The UN's Millennium Development Goals

In September 2000, the largest gathering of world leaders in history adopted the Millennium Development Goals (MDGs) - one of the most ambitious attempts to reduce extreme global poverty in human history.  The MDGs recognize that poverty must be fought on many fronts and requires a joint effort by local and national governments, healthcare providers, educators, NGOs, and industry.  


The eight Millennium Development Goals. Courtesy of Wikimedia Commons. 2015.

Despite remarkable gains in the war against poverty, the UN's final 2015 report on the initiative recognized how deeply entrenched poverty remains.  

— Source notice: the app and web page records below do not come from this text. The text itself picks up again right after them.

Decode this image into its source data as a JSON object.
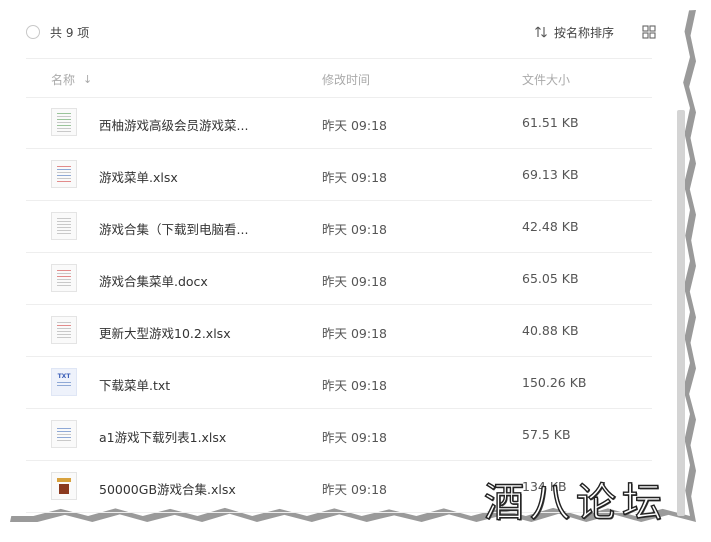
{
  "toolbar": {
    "count_label": "共 9 项",
    "sort_label": "按名称排序",
    "sort_icon": "sort-arrows-icon",
    "view_icon": "grid-view-icon"
  },
  "table": {
    "headers": {
      "name": "名称",
      "modified": "修改时间",
      "size": "文件大小"
    },
    "sort_indicator": "↓",
    "rows": [
      {
        "name": "西柚游戏高级会员游戏菜...",
        "modified": "昨天 09:18",
        "size": "61.51 KB",
        "thumb": "sheet"
      },
      {
        "name": "游戏菜单.xlsx",
        "modified": "昨天 09:18",
        "size": "69.13 KB",
        "thumb": "sheet"
      },
      {
        "name": "游戏合集（下载到电脑看...",
        "modified": "昨天 09:18",
        "size": "42.48 KB",
        "thumb": "doc"
      },
      {
        "name": "游戏合集菜单.docx",
        "modified": "昨天 09:18",
        "size": "65.05 KB",
        "thumb": "doc"
      },
      {
        "name": "更新大型游戏10.2.xlsx",
        "modified": "昨天 09:18",
        "size": "40.88 KB",
        "thumb": "sheet"
      },
      {
        "name": "下载菜单.txt",
        "modified": "昨天 09:18",
        "size": "150.26 KB",
        "thumb": "txt"
      },
      {
        "name": "a1游戏下载列表1.xlsx",
        "modified": "昨天 09:18",
        "size": "57.5 KB",
        "thumb": "sheet"
      },
      {
        "name": "50000GB游戏合集.xlsx",
        "modified": "昨天 09:18",
        "size": "134 KB",
        "thumb": "dark"
      }
    ]
  },
  "watermark": "酒八论坛",
  "txt_thumb_tag": "TXT",
  "colors": {
    "divider": "#eeeeee",
    "header_text": "#aaaaaa",
    "scrollbar": "#d4d4d4"
  }
}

The world's poor remain overwhelmingly concentrated in some parts of the world.  In 2011, nearly 60 percent of the world's one billion extremely poor people lived in just five countries.  Too many women continue to die during pregnancy or from childbirth-related complications.  Progress tends to bypass women and those who are lowest on the economic ladder or are disadvantaged because of their age, disability, or ethnicity.  Disparities between rural and urban areas remain pronounced. 

--Ban Ki-Moon, Secretary-General, United Nations (2015)  

Free Online Resources

There are some great resources for learning about poverty that are freely available online. 

ELDIS is one of the most important development websites.  It is maintained by the Institute of Development Studies at Sussex and aims “to share the best in development, policy, practice and research.” It offers: 

  • 26,000 full text documents free to download from more than 7,500 different publishers. 
  • Eldis resource guides that are subject focused and offer quick access to key documents, organizations, research themes, discussions and other key resources.
  • Eldis country profiles provide access to databases arranged by country, plus quick links to country briefing services on other websites.
  • Eldis email newsletters bring the latest research on 35 different topics to your mail-box.  
  • Eldis newsfeeds feed to your website or news reader for the latest information on 25 topics.  (For more info on RSS feeds, click here.)
  • News, events and jobs provide a selection of recent development news, announcements, email newsletters and job advertisements. 

Gapminder is a Swedish foundation that provides resources for better understanding data on poverty - including graphs, quizzes, videos, photos, and human interest stories.  Check out Dollar Street - Gapminder's new tool for understanding the impact of income inequality on people's everyday lives.